Trump’s “heart is in the right place,” House Speaker Paul Ryan says after the president says the deadly white supremacist march in Charlottesville included some “very fine people.”
The first indictment of the special counsel’s Russia probe is announced, so congressional Republicans announce their own investigations — into Hillary Clinton.
Nunes uses cherry-picked data in a memo accusing the FBI of cherry-picking data to trick a court into approving a warrant on Trump campaign adviser Carter Page. The surveillance warrant couldn’t have had anything to do with Carter’s suspicious contacts with Russian spies, could it? No, that’s too obvious.
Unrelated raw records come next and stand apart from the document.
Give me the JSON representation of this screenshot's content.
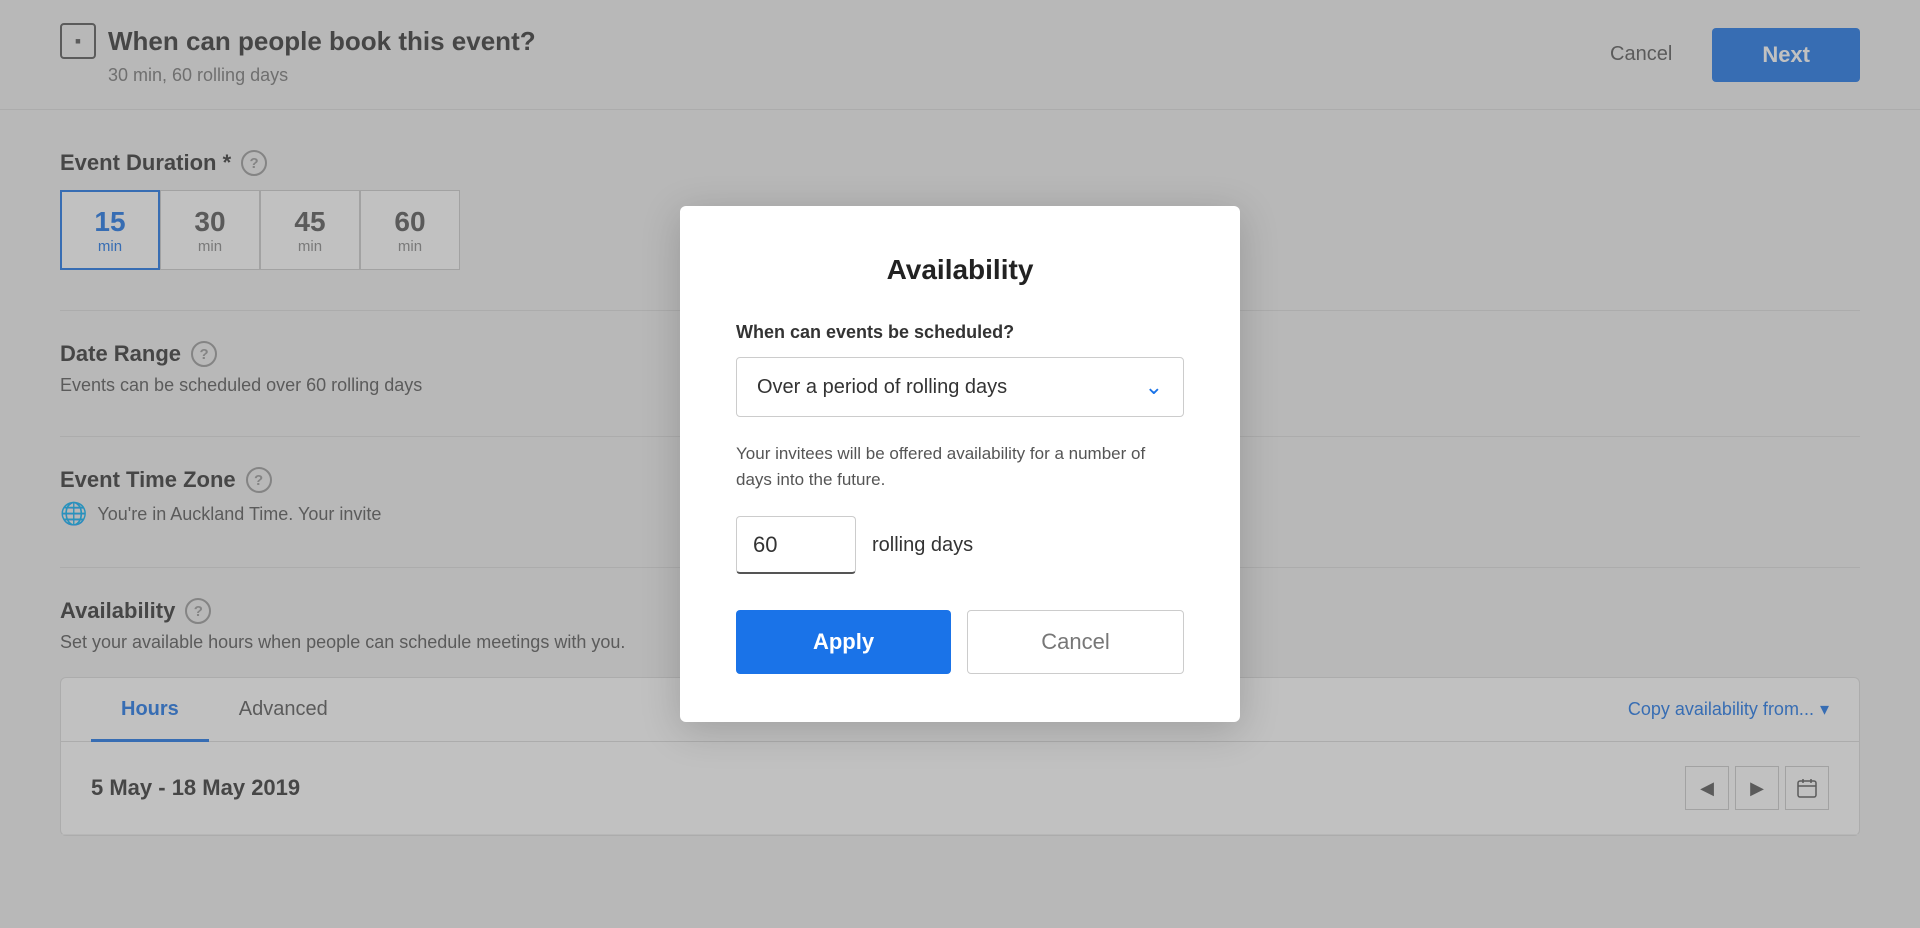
{
  "topbar": {
    "event_icon": "▪",
    "title": "When can people book this event?",
    "subtitle": "30 min, 60 rolling days",
    "cancel_label": "Cancel",
    "next_label": "Next"
  },
  "event_duration": {
    "label": "Event Duration *",
    "options": [
      {
        "num": "15",
        "unit": "min",
        "active": true
      },
      {
        "num": "30",
        "unit": "min",
        "active": false
      },
      {
        "num": "45",
        "unit": "min",
        "active": false
      },
      {
        "num": "60",
        "unit": "min",
        "active": false
      }
    ]
  },
  "date_range": {
    "label": "Date Range",
    "text": "Events can be scheduled over 60 rolling days"
  },
  "timezone": {
    "label": "Event Time Zone",
    "text": "You're in Auckland Time. Your invite"
  },
  "availability": {
    "label": "Availability",
    "description": "Set your available hours when people can schedule meetings with you."
  },
  "hours_tabs": {
    "tabs": [
      {
        "label": "Hours",
        "active": true
      },
      {
        "label": "Advanced",
        "active": false
      }
    ],
    "copy_label": "Copy availability from...",
    "date_range_label": "5 May - 18 May 2019"
  },
  "modal": {
    "title": "Availability",
    "question": "When can events be scheduled?",
    "dropdown_value": "Over a period of rolling days",
    "description": "Your invitees will be offered availability for a number of days into the future.",
    "rolling_days_value": "60",
    "rolling_days_suffix": "rolling days",
    "apply_label": "Apply",
    "cancel_label": "Cancel"
  }
}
After several failures, the Republican-controlled Congress finally passes major legislation: a hugely unpopular corporate tax cut. Tennessee’s Rep. Diane Black thanks Trump “for allowing us to have you as our president.” Sen. Orrin Hatch says Trump could be the “greatest president ever” and Ryan talks of “exquisite presidential leadership.”
GOP Reps. Mark Meadows and Jim Jordan, frustrated that Deputy AG Rod Rosenstein won’t share details about the Mueller investigation, move to impeach the Trump appointee for “high crimes and misdemeanors.”
The president is directly implicated in a criminal conspiracy to influence an election. Says Senate Majority Leader Mitch McConnell: “I don’t have any observations about that.”
Senator Lindsey Graham, who in 2015 called Trump “the Islamic State’s man of the year,” gushes that Trump has done “a hell of a job destroying the caliphate.” Graham also vows to investigate whether the DOJ and FBI had plotted “an administrative coup” to remove Trump from the presidency.
When Michael Cohen, Trump’s former personal attorney, lays out extraordinarily damning testimony of the president, Republicans on the House Oversight Committee do everything they can to discredit him — even posting a sign in the chamber that reads “Liar, Liar pants on fire,” with Cohen’s face on it. The nadir? Defending Trump against accusations of racism, Mark Meadows presents Exhibit A: Lynne Patton. Patton is a HUD official and, Meadows explains, also black. (Ipso, facto, etc.) “I did the same thing that you’re doing now,” Cohen warned at the hearing. “I protected Mr. Trump for 10 years…The more people that follow Mr. Trump, as I did blindly, are going to suffer the same consequences that I’m suffering.”